Between 2019 and 2014, a number of farms were excluded from the LFASS because they did not claim in 2009. However, in 2015 the rules were changed to allow people who have taken on land in an LFA to qualify.
Mr Ogilvie acknowledged payments had improved in recent months and the local offices seemed to be trying their best. “But the computer system is letting them down. It is making things pretty difficult for some farmers.”
A spokesman for the Scottish government said as of the 15 October EU deadline, about 45 Pillar 1 cases remained in the system.
“To compare with previous years, at this stage in the payment process there is always a ‘tail end’ of complex cases, which take up more time as they require to be individually processed.
“Work is continuing to progress the very small number of remaining cases, some of which may prove to be ineligible. We continue to work hard to process these as quickly as possible,” he said.
The spokesman added the payment agency was now turning its urgent attention to other 2015 CAP payments that were not subject to the EU deadline, including LFASS.
“These are later than in previous years, but the impact on farmers is mitigated by the LFASS loans we made in March of approximately £54m of the £66m scheme to over 11,000 eligible applicants,” it said.
BPS Watch – keeping tabs on payments
Ongoing delays in 2015 support payments caused huge cashflow problems, stress and anxiety for thousands of farmers.
That is why Farmers Weekly has launched “BPS Watch”, designed to hold Defra and the Rural Payments Agency to account for their promises.

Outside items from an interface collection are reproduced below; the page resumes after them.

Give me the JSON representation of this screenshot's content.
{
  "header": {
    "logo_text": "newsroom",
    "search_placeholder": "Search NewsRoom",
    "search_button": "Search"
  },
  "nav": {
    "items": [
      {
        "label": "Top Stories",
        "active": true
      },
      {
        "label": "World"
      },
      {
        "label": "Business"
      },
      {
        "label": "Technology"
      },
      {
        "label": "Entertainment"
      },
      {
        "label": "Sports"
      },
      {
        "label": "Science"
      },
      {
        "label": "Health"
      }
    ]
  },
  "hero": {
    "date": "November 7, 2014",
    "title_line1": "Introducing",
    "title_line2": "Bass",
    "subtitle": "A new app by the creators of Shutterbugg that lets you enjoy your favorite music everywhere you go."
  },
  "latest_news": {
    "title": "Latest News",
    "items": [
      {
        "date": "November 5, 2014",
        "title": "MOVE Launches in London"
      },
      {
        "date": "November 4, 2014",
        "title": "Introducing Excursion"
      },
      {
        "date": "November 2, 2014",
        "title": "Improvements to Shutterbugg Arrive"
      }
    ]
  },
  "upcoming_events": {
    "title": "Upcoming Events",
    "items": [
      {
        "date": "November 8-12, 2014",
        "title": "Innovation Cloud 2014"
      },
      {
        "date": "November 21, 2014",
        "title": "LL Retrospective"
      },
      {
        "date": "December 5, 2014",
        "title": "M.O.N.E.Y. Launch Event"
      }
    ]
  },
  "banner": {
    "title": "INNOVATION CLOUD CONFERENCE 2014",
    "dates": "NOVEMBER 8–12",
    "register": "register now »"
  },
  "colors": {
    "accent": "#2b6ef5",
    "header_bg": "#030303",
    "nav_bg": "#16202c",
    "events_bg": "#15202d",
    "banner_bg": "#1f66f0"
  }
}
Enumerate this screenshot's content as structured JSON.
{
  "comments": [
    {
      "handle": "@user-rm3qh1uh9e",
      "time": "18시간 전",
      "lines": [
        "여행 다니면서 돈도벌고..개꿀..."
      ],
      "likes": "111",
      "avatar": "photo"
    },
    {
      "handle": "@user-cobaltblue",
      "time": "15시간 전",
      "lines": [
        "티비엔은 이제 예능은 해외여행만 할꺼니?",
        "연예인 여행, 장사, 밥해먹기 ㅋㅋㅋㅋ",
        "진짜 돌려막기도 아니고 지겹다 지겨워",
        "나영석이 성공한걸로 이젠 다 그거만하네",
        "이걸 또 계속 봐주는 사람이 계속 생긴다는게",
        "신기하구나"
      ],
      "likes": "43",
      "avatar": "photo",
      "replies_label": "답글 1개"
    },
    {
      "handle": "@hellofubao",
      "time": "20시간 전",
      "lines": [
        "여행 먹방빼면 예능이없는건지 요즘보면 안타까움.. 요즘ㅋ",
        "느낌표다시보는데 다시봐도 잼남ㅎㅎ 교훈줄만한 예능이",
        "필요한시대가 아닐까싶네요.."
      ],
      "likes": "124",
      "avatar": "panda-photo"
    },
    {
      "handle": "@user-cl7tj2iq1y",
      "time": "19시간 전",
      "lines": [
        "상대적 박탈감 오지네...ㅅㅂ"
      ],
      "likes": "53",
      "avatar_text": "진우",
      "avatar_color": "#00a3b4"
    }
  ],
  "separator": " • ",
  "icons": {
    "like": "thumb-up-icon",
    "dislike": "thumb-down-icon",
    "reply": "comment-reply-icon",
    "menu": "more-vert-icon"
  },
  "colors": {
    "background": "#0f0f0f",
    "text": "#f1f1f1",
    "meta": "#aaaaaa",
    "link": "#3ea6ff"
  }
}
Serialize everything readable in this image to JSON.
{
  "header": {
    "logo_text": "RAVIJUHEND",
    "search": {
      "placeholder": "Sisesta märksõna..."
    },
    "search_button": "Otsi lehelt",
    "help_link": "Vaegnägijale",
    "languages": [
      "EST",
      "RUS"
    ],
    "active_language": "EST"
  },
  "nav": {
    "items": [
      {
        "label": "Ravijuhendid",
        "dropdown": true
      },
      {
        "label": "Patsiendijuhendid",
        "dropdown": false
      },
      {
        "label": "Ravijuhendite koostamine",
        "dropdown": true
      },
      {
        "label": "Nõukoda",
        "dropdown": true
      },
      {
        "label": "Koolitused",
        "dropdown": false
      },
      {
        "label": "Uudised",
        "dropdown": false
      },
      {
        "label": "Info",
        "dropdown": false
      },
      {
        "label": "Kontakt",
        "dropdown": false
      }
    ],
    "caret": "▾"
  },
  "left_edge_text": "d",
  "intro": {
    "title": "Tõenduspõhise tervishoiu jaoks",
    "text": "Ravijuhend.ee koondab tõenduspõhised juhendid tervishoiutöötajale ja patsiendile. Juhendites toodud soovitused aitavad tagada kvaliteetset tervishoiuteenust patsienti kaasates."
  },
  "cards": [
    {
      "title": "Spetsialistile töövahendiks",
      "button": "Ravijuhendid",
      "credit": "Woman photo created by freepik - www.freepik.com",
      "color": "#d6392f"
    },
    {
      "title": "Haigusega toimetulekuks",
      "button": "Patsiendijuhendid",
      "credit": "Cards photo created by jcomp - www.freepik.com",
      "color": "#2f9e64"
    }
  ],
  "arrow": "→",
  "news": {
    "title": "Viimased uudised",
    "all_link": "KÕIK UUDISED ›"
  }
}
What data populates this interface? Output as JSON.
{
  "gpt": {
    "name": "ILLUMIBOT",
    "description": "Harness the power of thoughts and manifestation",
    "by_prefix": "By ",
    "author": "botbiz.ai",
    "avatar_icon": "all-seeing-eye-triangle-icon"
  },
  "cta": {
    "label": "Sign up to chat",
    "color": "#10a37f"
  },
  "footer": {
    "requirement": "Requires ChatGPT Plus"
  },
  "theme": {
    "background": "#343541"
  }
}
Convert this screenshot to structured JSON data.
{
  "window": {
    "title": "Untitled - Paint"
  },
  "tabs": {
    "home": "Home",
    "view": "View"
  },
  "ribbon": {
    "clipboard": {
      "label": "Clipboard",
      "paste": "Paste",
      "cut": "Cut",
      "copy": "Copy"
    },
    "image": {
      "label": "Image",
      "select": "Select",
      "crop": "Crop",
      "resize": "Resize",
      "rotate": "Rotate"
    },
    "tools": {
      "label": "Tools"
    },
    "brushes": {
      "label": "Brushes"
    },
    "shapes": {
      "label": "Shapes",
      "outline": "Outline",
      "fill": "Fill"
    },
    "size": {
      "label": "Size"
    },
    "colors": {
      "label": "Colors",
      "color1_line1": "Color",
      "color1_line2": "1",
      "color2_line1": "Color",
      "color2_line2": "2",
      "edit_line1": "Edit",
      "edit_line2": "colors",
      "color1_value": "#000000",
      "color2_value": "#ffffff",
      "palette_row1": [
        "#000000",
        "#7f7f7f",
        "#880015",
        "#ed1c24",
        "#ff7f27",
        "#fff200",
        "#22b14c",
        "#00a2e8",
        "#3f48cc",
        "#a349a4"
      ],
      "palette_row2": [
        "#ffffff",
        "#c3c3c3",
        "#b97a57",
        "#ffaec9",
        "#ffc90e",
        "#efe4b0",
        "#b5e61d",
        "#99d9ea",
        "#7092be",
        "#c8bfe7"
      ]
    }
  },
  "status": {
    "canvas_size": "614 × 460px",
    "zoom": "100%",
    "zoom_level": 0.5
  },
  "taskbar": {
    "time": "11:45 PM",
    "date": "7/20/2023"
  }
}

Our initiative – which will also cover Scotland, Wales and Northern Ireland – will focus on farmers and feature regular stories and payment updates, as we strive to keep government departments and agencies on track.